Lines in which "true" appears should be pulled from the data below.

## Task material
----

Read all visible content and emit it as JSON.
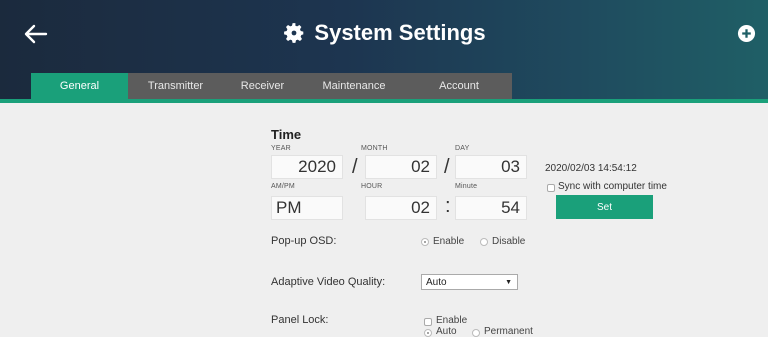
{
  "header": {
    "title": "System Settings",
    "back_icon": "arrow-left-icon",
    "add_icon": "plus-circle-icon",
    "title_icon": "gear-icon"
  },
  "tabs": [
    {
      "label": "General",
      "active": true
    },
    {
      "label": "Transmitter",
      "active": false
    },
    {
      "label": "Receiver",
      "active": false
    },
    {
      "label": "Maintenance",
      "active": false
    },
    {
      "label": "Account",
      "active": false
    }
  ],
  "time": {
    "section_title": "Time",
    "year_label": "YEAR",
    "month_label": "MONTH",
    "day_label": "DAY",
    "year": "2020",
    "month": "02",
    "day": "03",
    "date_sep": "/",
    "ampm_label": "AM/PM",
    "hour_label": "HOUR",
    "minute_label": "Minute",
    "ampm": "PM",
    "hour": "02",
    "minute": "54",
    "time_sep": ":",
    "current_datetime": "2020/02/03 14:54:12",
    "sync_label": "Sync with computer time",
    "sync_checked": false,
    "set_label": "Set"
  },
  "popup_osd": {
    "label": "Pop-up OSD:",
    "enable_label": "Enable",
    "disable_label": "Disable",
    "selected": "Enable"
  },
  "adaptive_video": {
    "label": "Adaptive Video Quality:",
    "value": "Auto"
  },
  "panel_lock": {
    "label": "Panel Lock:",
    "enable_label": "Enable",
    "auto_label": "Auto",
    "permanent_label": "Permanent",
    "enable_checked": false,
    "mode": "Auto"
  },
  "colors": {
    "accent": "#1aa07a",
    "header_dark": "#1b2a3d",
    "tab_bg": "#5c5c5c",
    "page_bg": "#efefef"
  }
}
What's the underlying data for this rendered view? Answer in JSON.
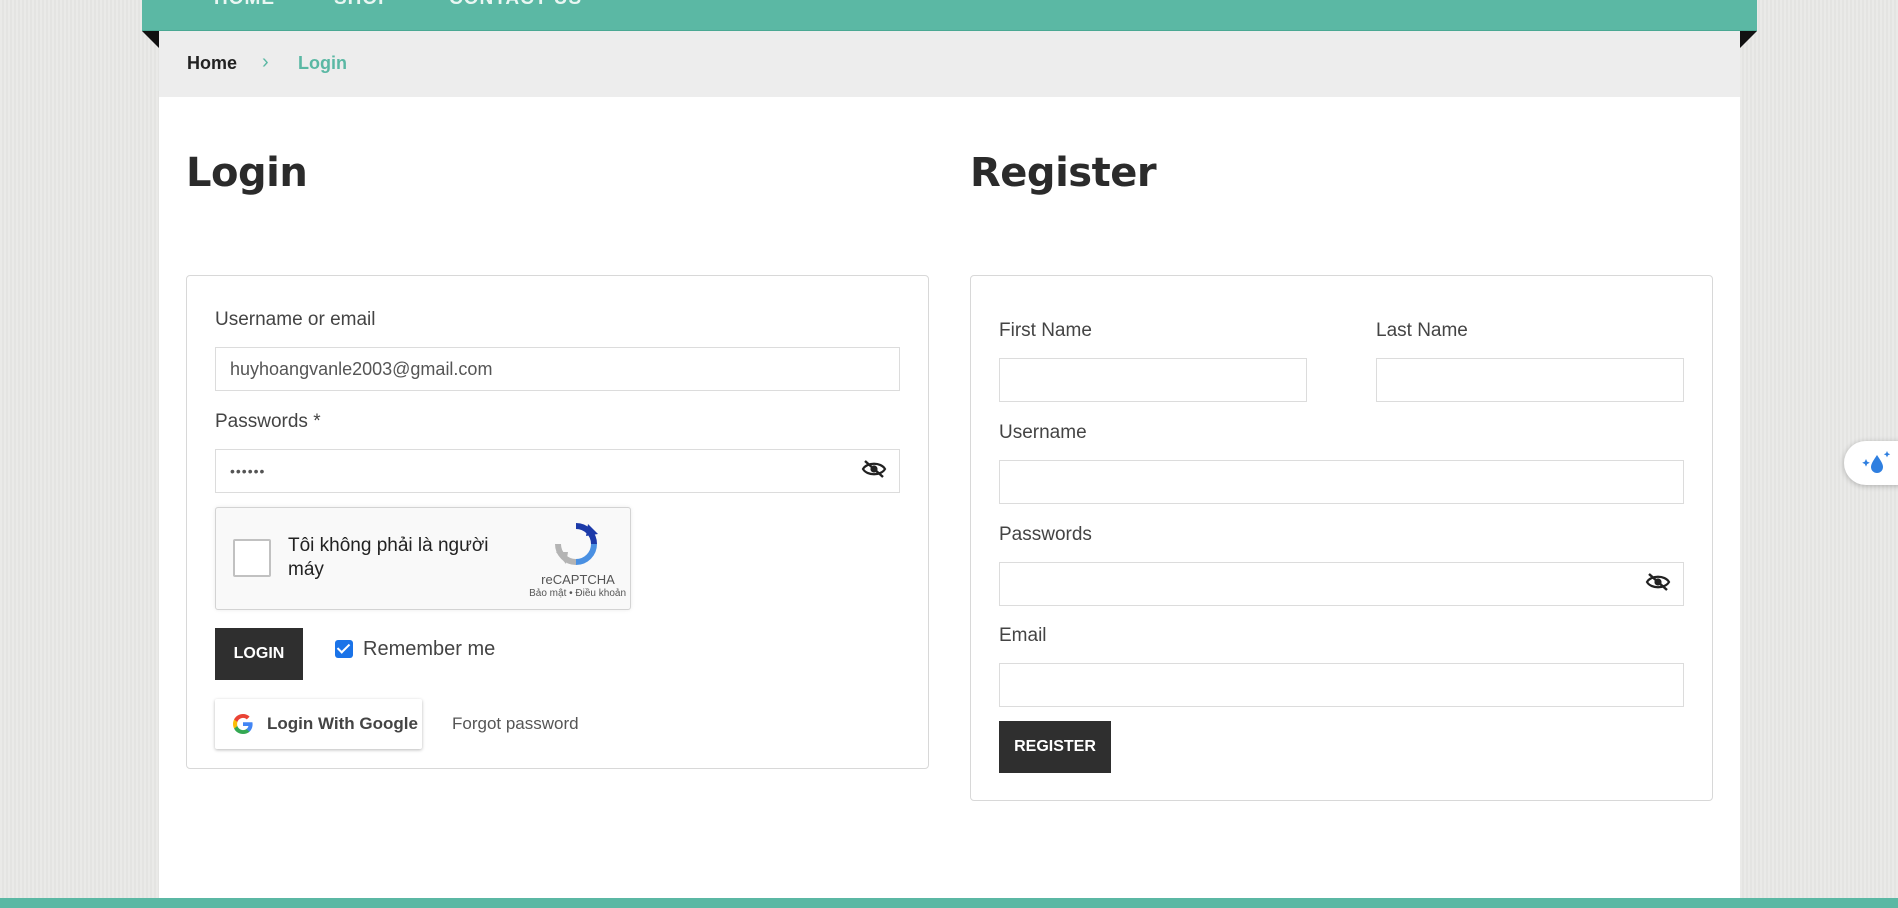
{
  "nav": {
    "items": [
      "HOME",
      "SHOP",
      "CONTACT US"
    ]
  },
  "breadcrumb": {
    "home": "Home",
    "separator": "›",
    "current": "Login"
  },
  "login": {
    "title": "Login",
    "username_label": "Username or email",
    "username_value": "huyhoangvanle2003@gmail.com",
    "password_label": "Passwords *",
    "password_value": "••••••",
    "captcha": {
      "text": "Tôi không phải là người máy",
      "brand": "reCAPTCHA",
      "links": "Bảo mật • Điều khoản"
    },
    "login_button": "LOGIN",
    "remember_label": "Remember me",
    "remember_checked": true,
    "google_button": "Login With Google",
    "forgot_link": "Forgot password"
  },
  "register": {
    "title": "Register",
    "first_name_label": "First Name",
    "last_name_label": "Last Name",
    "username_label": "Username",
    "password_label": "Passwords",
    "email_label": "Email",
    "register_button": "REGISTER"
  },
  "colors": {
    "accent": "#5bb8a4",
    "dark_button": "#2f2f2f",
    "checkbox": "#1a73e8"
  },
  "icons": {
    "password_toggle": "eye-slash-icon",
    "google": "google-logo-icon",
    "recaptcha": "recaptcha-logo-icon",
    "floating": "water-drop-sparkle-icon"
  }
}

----

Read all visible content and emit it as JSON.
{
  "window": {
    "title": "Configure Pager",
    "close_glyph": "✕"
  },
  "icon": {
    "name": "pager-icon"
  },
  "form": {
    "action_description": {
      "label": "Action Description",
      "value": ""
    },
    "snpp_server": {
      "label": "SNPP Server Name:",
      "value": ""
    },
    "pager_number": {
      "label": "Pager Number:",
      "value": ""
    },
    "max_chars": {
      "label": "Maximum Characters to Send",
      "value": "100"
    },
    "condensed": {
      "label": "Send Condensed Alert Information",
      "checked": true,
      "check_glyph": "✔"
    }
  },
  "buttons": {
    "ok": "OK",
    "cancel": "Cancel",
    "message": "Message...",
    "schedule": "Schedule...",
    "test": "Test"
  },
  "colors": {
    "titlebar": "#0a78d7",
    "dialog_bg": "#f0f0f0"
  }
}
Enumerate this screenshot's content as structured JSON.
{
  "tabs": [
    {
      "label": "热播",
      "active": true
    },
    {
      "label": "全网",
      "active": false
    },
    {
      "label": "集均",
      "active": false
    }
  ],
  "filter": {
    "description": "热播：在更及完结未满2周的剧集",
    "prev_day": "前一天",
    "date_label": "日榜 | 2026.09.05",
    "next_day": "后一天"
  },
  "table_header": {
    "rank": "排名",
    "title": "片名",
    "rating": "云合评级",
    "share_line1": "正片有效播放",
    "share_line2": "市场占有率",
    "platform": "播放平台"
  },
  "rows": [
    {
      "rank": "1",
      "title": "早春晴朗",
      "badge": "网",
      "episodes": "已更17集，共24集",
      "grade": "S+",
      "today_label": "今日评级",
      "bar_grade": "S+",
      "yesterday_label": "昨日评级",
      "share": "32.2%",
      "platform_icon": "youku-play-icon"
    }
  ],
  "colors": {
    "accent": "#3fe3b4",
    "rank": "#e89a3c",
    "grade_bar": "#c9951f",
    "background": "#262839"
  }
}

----

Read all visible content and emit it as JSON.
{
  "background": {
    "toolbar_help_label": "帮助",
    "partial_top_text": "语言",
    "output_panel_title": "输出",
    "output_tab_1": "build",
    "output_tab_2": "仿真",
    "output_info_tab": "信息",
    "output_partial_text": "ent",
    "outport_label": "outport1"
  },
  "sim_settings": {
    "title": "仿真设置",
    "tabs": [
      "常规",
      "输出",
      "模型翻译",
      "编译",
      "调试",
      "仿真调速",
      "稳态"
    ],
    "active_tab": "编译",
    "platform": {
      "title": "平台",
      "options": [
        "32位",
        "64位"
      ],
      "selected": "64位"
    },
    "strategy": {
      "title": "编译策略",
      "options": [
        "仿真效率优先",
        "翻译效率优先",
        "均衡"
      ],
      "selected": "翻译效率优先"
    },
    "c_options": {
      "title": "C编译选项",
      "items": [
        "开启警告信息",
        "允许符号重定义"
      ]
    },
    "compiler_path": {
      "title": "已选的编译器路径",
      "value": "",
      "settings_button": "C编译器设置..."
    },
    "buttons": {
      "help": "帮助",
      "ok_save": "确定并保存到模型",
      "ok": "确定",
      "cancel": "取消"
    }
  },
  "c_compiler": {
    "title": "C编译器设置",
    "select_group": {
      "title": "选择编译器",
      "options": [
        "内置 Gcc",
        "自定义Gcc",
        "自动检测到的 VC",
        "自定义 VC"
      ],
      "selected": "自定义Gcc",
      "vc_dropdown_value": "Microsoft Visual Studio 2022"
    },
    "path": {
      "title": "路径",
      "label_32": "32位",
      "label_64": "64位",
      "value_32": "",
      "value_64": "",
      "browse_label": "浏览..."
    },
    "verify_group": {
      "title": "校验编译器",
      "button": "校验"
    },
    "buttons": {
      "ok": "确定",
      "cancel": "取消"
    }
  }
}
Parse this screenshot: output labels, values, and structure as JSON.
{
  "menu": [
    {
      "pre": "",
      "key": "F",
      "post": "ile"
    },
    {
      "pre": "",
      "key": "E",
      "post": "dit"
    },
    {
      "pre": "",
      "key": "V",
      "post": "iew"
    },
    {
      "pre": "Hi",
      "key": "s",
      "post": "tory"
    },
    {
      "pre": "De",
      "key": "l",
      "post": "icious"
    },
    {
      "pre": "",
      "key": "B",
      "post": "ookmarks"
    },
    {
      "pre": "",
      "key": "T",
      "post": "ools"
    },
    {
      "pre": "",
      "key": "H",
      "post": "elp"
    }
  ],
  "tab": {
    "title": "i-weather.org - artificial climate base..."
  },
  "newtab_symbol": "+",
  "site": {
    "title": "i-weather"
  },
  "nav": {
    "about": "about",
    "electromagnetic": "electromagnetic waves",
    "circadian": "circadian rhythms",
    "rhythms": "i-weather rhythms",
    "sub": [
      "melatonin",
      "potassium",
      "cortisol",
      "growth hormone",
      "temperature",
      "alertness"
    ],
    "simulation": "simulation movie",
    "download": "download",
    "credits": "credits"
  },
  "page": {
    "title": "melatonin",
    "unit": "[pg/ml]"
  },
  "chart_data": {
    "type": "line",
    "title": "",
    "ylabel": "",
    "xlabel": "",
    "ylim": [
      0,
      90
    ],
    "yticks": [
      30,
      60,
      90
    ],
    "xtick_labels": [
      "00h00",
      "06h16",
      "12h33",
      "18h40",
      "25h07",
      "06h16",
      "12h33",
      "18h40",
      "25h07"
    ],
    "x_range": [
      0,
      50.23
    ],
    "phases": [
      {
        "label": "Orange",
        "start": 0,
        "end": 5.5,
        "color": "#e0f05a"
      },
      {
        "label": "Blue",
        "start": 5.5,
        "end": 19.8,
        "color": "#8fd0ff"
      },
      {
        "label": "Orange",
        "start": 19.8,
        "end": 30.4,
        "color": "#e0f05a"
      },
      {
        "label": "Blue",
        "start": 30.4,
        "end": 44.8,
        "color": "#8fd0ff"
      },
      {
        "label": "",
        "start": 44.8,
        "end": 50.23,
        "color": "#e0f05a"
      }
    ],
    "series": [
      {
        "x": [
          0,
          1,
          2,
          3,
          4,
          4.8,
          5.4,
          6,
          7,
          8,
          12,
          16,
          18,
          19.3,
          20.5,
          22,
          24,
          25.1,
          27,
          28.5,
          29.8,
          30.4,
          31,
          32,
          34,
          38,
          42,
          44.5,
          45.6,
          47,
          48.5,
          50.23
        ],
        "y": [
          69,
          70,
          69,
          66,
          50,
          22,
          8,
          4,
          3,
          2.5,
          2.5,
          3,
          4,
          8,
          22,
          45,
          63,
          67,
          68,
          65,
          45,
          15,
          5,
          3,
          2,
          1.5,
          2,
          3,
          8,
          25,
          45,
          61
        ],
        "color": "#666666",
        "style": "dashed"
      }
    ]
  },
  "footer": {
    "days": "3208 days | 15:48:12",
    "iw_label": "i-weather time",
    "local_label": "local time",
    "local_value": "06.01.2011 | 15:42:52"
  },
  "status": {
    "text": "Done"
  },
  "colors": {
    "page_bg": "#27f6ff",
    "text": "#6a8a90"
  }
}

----

## Output of the task
      "active": true
    "remember_checked": true,
      "checked": true,
      "active": true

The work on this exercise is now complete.